EXERCISE
Should an entry include a picture, omit the picture and still repeat everything else exactly.
======== SOURCE DATA
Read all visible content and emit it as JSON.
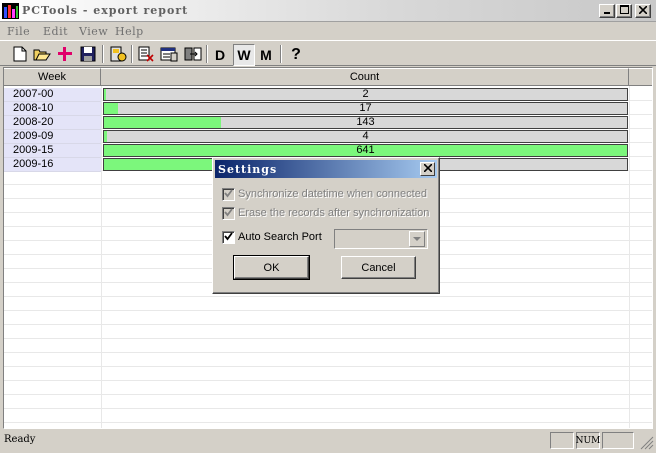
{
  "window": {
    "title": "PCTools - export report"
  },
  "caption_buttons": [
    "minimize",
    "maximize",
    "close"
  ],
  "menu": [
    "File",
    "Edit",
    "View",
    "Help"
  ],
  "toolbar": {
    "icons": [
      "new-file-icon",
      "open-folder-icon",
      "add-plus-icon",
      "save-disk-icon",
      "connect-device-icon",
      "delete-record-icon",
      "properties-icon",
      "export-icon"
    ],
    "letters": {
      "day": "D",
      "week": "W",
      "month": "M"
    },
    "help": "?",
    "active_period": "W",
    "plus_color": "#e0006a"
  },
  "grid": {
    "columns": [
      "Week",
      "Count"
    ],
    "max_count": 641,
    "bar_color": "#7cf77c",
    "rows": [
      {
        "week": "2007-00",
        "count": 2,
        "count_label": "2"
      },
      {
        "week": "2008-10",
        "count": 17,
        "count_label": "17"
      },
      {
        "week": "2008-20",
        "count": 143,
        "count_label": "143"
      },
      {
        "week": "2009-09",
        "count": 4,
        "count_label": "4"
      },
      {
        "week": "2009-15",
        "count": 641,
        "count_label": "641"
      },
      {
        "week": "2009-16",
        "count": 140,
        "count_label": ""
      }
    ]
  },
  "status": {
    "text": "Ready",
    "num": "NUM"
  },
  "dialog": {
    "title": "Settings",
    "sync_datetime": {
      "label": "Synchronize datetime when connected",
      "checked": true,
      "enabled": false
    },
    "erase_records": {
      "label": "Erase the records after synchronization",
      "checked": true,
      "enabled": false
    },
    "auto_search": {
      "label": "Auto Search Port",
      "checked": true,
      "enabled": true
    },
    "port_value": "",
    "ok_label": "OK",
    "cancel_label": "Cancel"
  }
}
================
RESPONSE TO THE EXERCISE
Read all visible content and emit it as JSON.
{
  "window": {
    "title": "PCTools - export report"
  },
  "caption_buttons": [
    "minimize",
    "maximize",
    "close"
  ],
  "menu": [
    "File",
    "Edit",
    "View",
    "Help"
  ],
  "toolbar": {
    "icons": [
      "new-file-icon",
      "open-folder-icon",
      "add-plus-icon",
      "save-disk-icon",
      "connect-device-icon",
      "delete-record-icon",
      "properties-icon",
      "export-icon"
    ],
    "letters": {
      "day": "D",
      "week": "W",
      "month": "M"
    },
    "help": "?",
    "active_period": "W",
    "plus_color": "#e0006a"
  },
  "grid": {
    "columns": [
      "Week",
      "Count"
    ],
    "max_count": 641,
    "bar_color": "#7cf77c",
    "rows": [
      {
        "week": "2007-00",
        "count": 2,
        "count_label": "2"
      },
      {
        "week": "2008-10",
        "count": 17,
        "count_label": "17"
      },
      {
        "week": "2008-20",
        "count": 143,
        "count_label": "143"
      },
      {
        "week": "2009-09",
        "count": 4,
        "count_label": "4"
      },
      {
        "week": "2009-15",
        "count": 641,
        "count_label": "641"
      },
      {
        "week": "2009-16",
        "count": 140,
        "count_label": ""
      }
    ]
  },
  "status": {
    "text": "Ready",
    "num": "NUM"
  },
  "dialog": {
    "title": "Settings",
    "sync_datetime": {
      "label": "Synchronize datetime when connected",
      "checked": true,
      "enabled": false
    },
    "erase_records": {
      "label": "Erase the records after synchronization",
      "checked": true,
      "enabled": false
    },
    "auto_search": {
      "label": "Auto Search Port",
      "checked": true,
      "enabled": true
    },
    "port_value": "",
    "ok_label": "OK",
    "cancel_label": "Cancel"
  }
}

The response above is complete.